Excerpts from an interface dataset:
□ □ □ □ □

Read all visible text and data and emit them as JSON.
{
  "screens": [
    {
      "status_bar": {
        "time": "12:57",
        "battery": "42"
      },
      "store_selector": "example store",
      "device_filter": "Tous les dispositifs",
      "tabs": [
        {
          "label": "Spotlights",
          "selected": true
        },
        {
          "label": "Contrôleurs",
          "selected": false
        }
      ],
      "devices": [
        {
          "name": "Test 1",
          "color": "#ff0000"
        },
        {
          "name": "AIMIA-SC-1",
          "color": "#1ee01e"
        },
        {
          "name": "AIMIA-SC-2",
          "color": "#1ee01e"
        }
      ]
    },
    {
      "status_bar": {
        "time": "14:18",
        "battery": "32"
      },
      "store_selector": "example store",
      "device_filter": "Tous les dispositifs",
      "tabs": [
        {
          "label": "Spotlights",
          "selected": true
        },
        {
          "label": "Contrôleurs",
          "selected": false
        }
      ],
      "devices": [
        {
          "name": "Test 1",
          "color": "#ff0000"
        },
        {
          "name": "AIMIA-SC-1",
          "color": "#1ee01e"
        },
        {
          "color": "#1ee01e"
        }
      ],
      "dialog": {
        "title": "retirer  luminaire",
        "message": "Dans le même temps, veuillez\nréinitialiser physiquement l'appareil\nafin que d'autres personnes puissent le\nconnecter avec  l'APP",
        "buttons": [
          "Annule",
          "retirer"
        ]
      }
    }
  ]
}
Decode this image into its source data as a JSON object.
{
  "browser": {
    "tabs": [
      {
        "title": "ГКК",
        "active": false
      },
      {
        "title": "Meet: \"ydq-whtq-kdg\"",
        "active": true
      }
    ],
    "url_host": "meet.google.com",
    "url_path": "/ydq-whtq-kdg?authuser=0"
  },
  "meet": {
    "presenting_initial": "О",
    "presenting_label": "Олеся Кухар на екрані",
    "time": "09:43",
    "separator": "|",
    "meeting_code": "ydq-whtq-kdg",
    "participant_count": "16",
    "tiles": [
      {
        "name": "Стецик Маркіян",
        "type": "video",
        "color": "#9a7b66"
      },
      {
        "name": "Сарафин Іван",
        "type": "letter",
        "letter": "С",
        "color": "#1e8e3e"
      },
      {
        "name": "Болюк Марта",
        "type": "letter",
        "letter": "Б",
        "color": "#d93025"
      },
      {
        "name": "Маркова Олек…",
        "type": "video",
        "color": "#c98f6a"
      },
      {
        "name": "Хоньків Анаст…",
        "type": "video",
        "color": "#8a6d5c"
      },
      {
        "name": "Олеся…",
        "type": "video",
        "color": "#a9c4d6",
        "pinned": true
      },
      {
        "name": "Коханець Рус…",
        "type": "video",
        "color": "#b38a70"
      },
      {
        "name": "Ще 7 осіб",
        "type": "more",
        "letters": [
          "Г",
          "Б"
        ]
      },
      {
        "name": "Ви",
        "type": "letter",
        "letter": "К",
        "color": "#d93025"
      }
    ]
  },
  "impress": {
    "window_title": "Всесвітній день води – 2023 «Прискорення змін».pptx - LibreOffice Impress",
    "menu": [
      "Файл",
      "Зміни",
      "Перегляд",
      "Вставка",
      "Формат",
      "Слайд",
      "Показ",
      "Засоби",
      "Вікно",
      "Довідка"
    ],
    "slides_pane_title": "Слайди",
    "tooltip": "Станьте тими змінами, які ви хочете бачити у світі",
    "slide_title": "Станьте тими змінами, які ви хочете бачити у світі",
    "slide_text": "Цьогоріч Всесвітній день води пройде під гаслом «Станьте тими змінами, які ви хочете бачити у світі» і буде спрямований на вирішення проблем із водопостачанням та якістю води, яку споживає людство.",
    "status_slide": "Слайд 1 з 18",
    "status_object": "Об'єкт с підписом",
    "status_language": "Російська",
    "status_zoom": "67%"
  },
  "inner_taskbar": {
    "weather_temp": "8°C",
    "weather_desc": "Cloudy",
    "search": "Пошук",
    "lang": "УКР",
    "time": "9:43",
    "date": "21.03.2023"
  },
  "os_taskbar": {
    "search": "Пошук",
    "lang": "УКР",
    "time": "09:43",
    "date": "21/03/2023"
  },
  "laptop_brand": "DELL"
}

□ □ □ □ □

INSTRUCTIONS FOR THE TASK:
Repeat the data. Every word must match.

REPLY TO THE TASK:
Read all visible text and data and emit them as JSON.
{
  "screens": [
    {
      "status_bar": {
        "time": "12:57",
        "battery": "42"
      },
      "store_selector": "example store",
      "device_filter": "Tous les dispositifs",
      "tabs": [
        {
          "label": "Spotlights",
          "selected": true
        },
        {
          "label": "Contrôleurs",
          "selected": false
        }
      ],
      "devices": [
        {
          "name": "Test 1",
          "color": "#ff0000"
        },
        {
          "name": "AIMIA-SC-1",
          "color": "#1ee01e"
        },
        {
          "name": "AIMIA-SC-2",
          "color": "#1ee01e"
        }
      ]
    },
    {
      "status_bar": {
        "time": "14:18",
        "battery": "32"
      },
      "store_selector": "example store",
      "device_filter": "Tous les dispositifs",
      "tabs": [
        {
          "label": "Spotlights",
          "selected": true
        },
        {
          "label": "Contrôleurs",
          "selected": false
        }
      ],
      "devices": [
        {
          "name": "Test 1",
          "color": "#ff0000"
        },
        {
          "name": "AIMIA-SC-1",
          "color": "#1ee01e"
        },
        {
          "color": "#1ee01e"
        }
      ],
      "dialog": {
        "title": "retirer  luminaire",
        "message": "Dans le même temps, veuillez\nréinitialiser physiquement l'appareil\nafin que d'autres personnes puissent le\nconnecter avec  l'APP",
        "buttons": [
          "Annule",
          "retirer"
        ]
      }
    }
  ]
}
Decode this image into its source data as a JSON object.
{
  "browser": {
    "tabs": [
      {
        "title": "ГКК",
        "active": false
      },
      {
        "title": "Meet: \"ydq-whtq-kdg\"",
        "active": true
      }
    ],
    "url_host": "meet.google.com",
    "url_path": "/ydq-whtq-kdg?authuser=0"
  },
  "meet": {
    "presenting_initial": "О",
    "presenting_label": "Олеся Кухар на екрані",
    "time": "09:43",
    "separator": "|",
    "meeting_code": "ydq-whtq-kdg",
    "participant_count": "16",
    "tiles": [
      {
        "name": "Стецик Маркіян",
        "type": "video",
        "color": "#9a7b66"
      },
      {
        "name": "Сарафин Іван",
        "type": "letter",
        "letter": "С",
        "color": "#1e8e3e"
      },
      {
        "name": "Болюк Марта",
        "type": "letter",
        "letter": "Б",
        "color": "#d93025"
      },
      {
        "name": "Маркова Олек…",
        "type": "video",
        "color": "#c98f6a"
      },
      {
        "name": "Хоньків Анаст…",
        "type": "video",
        "color": "#8a6d5c"
      },
      {
        "name": "Олеся…",
        "type": "video",
        "color": "#a9c4d6",
        "pinned": true
      },
      {
        "name": "Коханець Рус…",
        "type": "video",
        "color": "#b38a70"
      },
      {
        "name": "Ще 7 осіб",
        "type": "more",
        "letters": [
          "Г",
          "Б"
        ]
      },
      {
        "name": "Ви",
        "type": "letter",
        "letter": "К",
        "color": "#d93025"
      }
    ]
  },
  "impress": {
    "window_title": "Всесвітній день води – 2023 «Прискорення змін».pptx - LibreOffice Impress",
    "menu": [
      "Файл",
      "Зміни",
      "Перегляд",
      "Вставка",
      "Формат",
      "Слайд",
      "Показ",
      "Засоби",
      "Вікно",
      "Довідка"
    ],
    "slides_pane_title": "Слайди",
    "tooltip": "Станьте тими змінами, які ви хочете бачити у світі",
    "slide_title": "Станьте тими змінами, які ви хочете бачити у світі",
    "slide_text": "Цьогоріч Всесвітній день води пройде під гаслом «Станьте тими змінами, які ви хочете бачити у світі» і буде спрямований на вирішення проблем із водопостачанням та якістю води, яку споживає людство.",
    "status_slide": "Слайд 1 з 18",
    "status_object": "Об'єкт с підписом",
    "status_language": "Російська",
    "status_zoom": "67%"
  },
  "inner_taskbar": {
    "weather_temp": "8°C",
    "weather_desc": "Cloudy",
    "search": "Пошук",
    "lang": "УКР",
    "time": "9:43",
    "date": "21.03.2023"
  },
  "os_taskbar": {
    "search": "Пошук",
    "lang": "УКР",
    "time": "09:43",
    "date": "21/03/2023"
  },
  "laptop_brand": "DELL"
}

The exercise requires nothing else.